■ Listed records ■
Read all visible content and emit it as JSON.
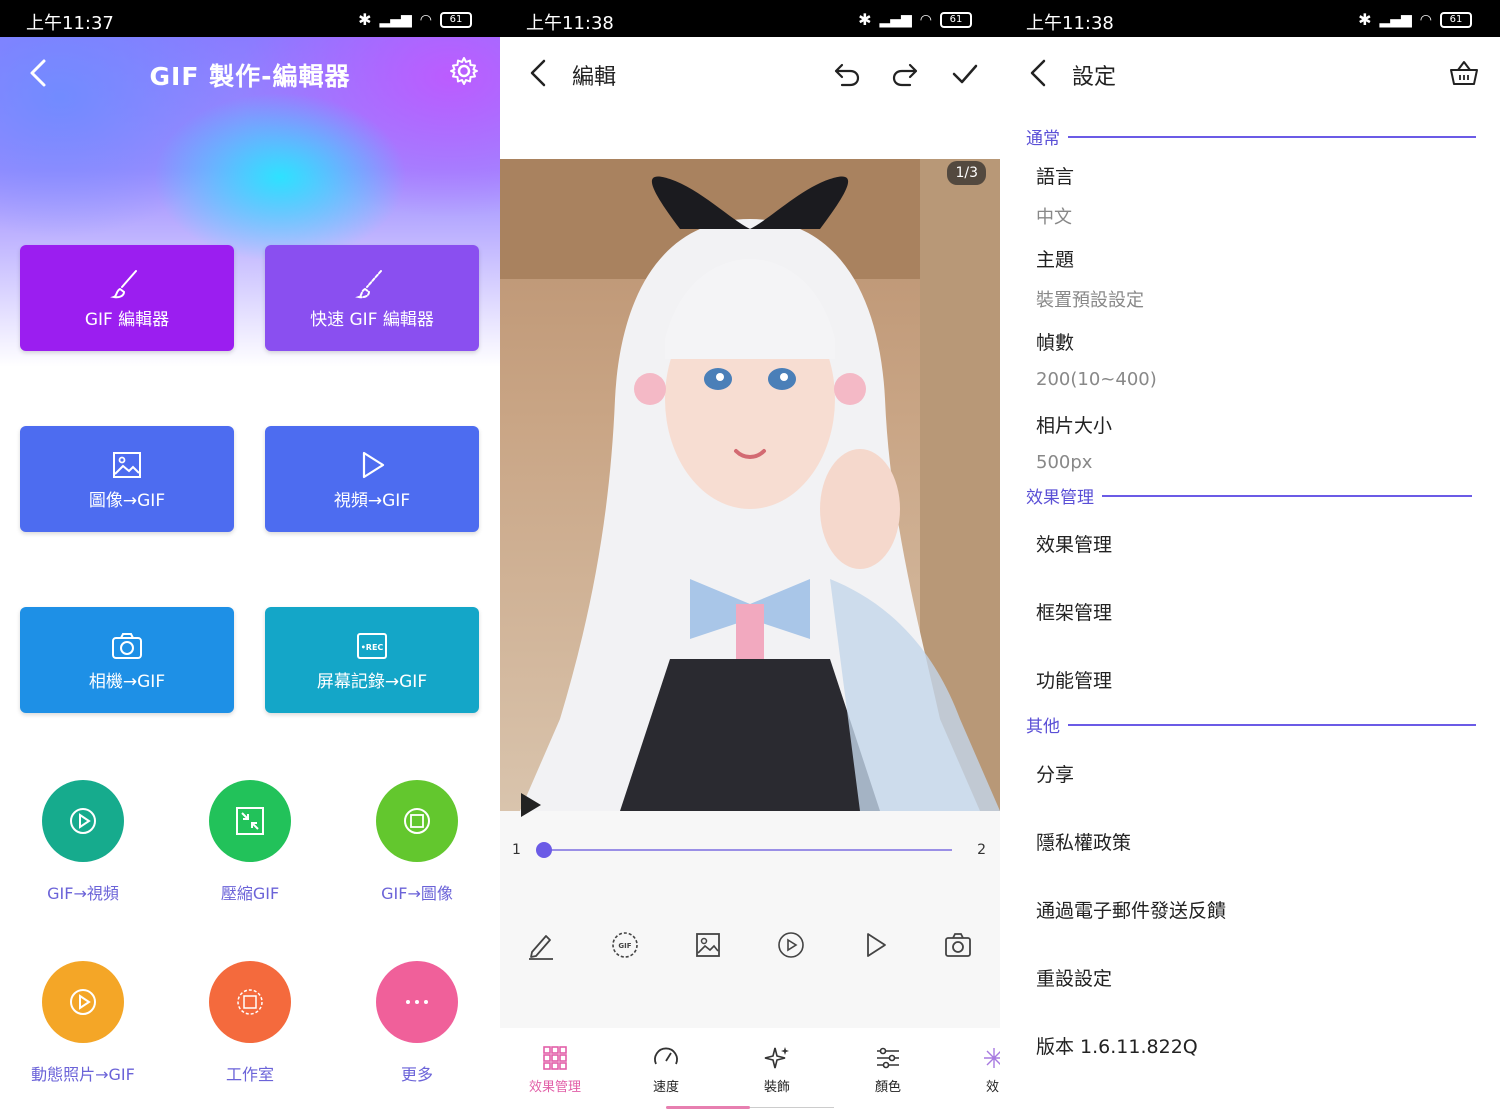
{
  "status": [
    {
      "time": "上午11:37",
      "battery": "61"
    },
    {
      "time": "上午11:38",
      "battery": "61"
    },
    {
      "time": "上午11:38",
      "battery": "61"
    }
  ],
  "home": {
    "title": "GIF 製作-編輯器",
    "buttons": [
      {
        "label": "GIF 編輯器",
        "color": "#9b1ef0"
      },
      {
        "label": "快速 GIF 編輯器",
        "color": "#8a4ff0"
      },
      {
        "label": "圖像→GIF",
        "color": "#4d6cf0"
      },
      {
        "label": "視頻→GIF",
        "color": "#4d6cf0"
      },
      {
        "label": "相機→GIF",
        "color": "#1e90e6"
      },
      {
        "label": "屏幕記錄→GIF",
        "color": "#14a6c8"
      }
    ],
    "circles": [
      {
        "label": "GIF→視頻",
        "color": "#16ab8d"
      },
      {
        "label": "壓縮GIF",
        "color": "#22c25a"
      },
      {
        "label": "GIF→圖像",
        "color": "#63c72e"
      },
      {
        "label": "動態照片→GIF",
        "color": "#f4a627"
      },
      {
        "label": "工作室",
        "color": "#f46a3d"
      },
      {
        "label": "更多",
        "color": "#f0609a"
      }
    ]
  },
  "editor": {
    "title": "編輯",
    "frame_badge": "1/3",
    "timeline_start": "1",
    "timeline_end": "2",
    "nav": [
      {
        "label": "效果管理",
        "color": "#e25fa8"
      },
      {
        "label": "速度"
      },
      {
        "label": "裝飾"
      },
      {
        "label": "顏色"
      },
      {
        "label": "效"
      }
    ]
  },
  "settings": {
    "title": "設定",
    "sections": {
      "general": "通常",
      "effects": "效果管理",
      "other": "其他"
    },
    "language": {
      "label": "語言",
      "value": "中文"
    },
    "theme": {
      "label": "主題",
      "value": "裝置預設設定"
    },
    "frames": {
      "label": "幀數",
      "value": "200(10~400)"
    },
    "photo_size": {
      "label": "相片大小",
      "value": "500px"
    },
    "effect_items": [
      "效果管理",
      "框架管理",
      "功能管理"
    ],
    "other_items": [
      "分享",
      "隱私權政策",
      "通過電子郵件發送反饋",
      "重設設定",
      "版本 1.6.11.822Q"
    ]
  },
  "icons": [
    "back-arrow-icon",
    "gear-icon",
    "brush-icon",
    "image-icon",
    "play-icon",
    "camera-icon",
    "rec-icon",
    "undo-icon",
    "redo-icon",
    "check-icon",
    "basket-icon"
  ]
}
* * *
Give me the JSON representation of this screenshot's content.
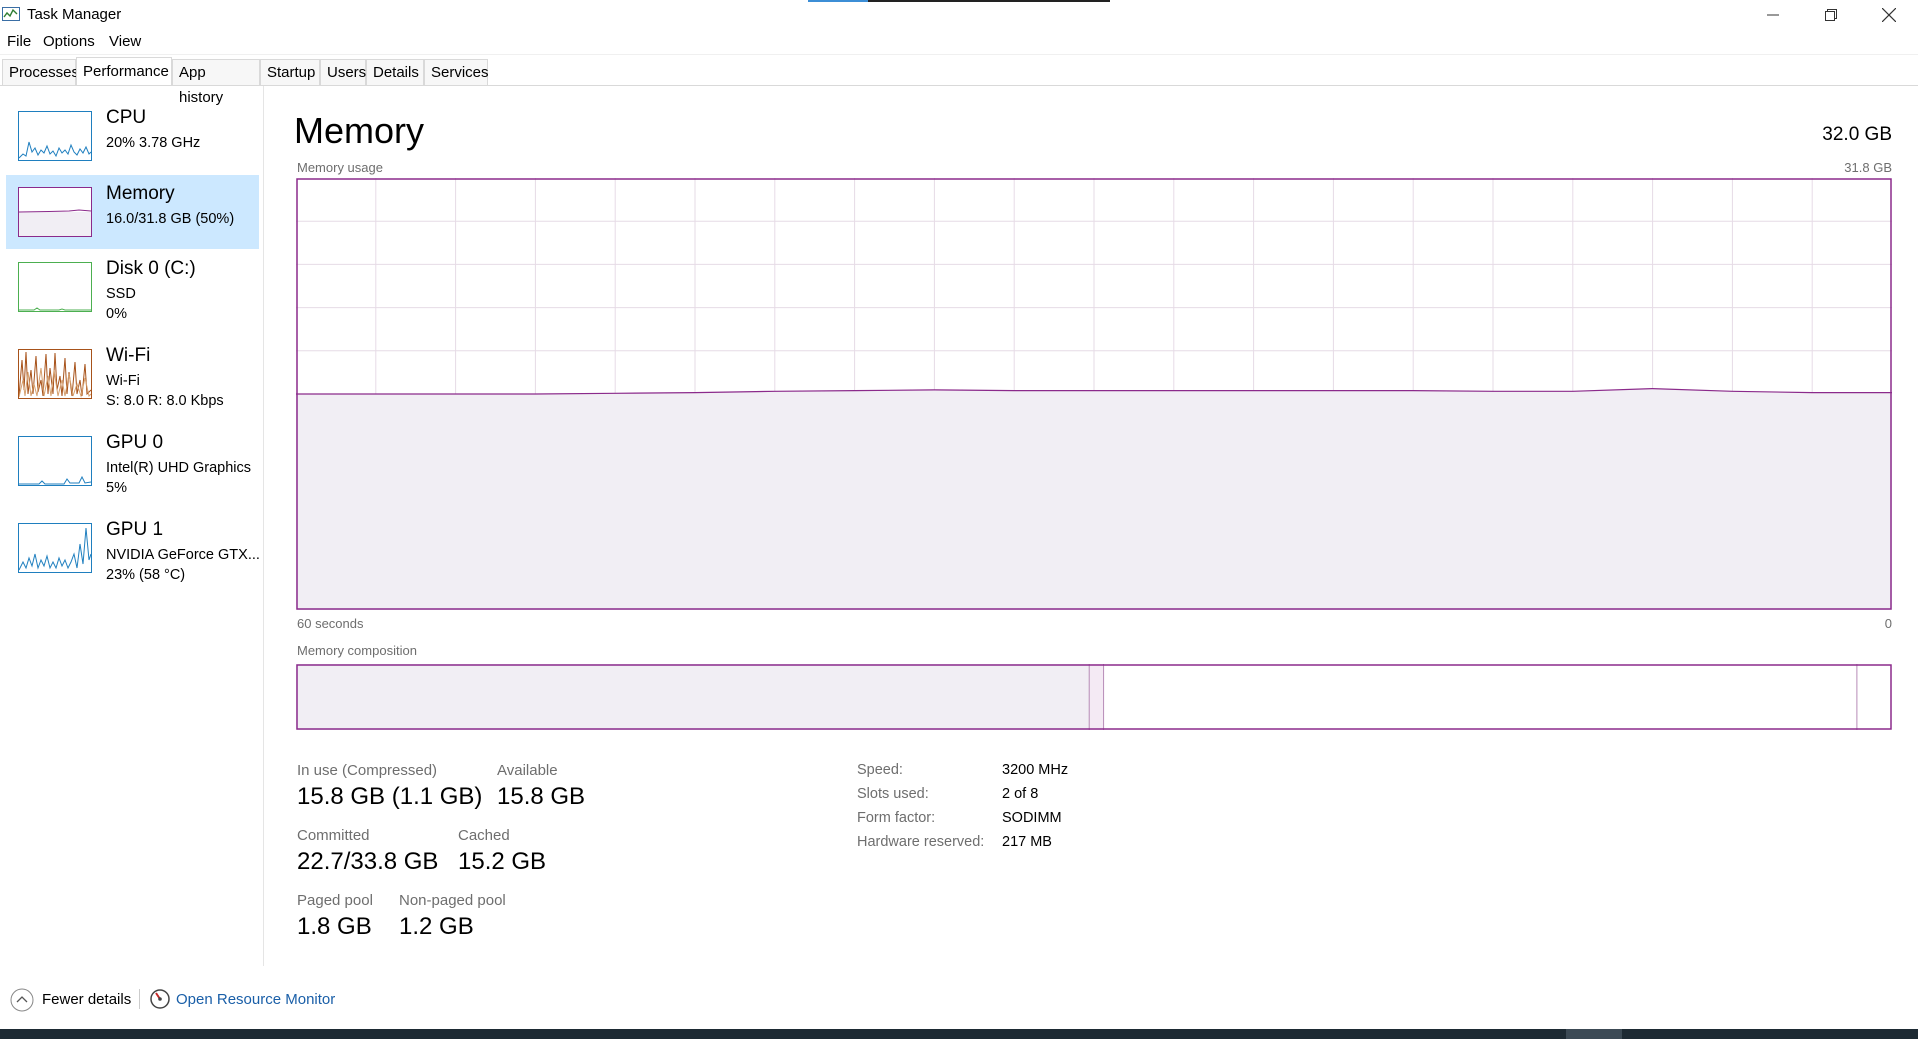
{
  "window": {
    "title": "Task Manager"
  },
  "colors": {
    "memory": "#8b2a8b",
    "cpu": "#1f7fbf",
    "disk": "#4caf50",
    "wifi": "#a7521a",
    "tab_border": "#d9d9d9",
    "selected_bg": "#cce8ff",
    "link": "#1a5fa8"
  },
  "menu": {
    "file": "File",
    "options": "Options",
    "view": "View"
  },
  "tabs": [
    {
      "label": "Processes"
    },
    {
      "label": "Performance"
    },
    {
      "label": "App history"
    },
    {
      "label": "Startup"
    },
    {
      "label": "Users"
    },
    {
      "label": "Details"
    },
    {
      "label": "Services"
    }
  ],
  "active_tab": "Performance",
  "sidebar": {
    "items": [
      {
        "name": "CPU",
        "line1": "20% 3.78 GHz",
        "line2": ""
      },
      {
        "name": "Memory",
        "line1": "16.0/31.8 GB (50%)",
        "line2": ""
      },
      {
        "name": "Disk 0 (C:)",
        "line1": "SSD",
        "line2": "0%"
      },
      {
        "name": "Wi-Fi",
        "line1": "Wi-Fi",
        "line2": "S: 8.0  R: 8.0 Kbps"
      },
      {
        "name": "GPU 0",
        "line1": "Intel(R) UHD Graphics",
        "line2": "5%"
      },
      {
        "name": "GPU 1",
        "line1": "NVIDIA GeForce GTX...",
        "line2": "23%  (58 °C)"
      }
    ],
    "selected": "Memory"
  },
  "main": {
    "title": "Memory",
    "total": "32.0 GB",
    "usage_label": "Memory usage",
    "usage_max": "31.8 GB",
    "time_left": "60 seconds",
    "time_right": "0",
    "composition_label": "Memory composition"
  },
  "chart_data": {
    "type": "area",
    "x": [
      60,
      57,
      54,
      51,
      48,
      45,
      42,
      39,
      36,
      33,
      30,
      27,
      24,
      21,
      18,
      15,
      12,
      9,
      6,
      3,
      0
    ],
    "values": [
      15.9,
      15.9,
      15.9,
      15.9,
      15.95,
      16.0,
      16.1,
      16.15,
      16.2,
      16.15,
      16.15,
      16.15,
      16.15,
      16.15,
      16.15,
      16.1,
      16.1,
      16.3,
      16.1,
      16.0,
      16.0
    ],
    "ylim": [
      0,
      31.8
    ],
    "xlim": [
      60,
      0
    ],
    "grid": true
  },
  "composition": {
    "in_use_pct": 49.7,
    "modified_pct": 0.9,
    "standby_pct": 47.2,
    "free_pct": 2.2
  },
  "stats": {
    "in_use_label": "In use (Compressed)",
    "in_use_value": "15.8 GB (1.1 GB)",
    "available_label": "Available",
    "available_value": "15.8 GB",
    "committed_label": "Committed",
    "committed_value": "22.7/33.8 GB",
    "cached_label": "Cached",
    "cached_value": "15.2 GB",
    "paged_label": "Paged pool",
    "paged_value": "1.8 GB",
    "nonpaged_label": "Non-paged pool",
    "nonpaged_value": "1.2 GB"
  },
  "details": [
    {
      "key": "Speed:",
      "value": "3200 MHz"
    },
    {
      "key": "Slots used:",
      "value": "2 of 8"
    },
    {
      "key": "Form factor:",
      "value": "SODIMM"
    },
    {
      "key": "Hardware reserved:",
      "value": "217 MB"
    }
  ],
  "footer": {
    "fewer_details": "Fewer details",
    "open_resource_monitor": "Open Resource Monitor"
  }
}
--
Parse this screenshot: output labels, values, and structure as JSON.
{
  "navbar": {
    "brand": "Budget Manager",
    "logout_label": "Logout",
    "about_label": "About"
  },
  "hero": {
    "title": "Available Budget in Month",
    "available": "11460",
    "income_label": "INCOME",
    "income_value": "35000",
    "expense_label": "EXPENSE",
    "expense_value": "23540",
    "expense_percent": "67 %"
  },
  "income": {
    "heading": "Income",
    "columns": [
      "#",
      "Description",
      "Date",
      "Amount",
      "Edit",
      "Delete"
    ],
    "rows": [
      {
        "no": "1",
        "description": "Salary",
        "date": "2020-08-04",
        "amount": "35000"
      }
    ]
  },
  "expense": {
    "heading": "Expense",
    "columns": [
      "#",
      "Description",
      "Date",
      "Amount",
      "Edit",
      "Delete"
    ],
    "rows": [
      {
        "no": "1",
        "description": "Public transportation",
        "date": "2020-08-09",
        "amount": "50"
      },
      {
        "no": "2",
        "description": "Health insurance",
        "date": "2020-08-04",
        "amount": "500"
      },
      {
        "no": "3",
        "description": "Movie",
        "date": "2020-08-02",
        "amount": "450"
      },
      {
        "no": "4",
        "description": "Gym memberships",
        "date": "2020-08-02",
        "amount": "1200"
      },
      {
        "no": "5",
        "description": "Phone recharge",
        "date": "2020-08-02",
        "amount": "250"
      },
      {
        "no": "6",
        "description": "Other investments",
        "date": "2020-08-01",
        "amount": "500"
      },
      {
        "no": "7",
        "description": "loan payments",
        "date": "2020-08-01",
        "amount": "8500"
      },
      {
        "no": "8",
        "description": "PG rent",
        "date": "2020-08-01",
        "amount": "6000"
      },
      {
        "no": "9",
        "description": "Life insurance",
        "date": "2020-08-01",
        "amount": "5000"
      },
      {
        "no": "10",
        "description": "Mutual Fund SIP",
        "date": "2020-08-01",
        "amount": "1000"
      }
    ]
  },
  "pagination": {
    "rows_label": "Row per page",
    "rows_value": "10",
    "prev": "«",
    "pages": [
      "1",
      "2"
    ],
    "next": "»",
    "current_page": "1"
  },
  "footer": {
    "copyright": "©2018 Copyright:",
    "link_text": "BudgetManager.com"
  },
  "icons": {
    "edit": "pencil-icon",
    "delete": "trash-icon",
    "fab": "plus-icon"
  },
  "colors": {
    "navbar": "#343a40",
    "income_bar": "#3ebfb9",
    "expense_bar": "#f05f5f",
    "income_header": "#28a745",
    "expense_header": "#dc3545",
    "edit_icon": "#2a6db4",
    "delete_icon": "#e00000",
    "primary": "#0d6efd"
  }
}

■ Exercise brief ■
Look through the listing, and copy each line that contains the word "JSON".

■ Solved problem ■
Read all visible content and emit it as JSON.
Give me the JSON representation of this screenshot's content.
Parse this screenshot: output labels, values, and structure as JSON.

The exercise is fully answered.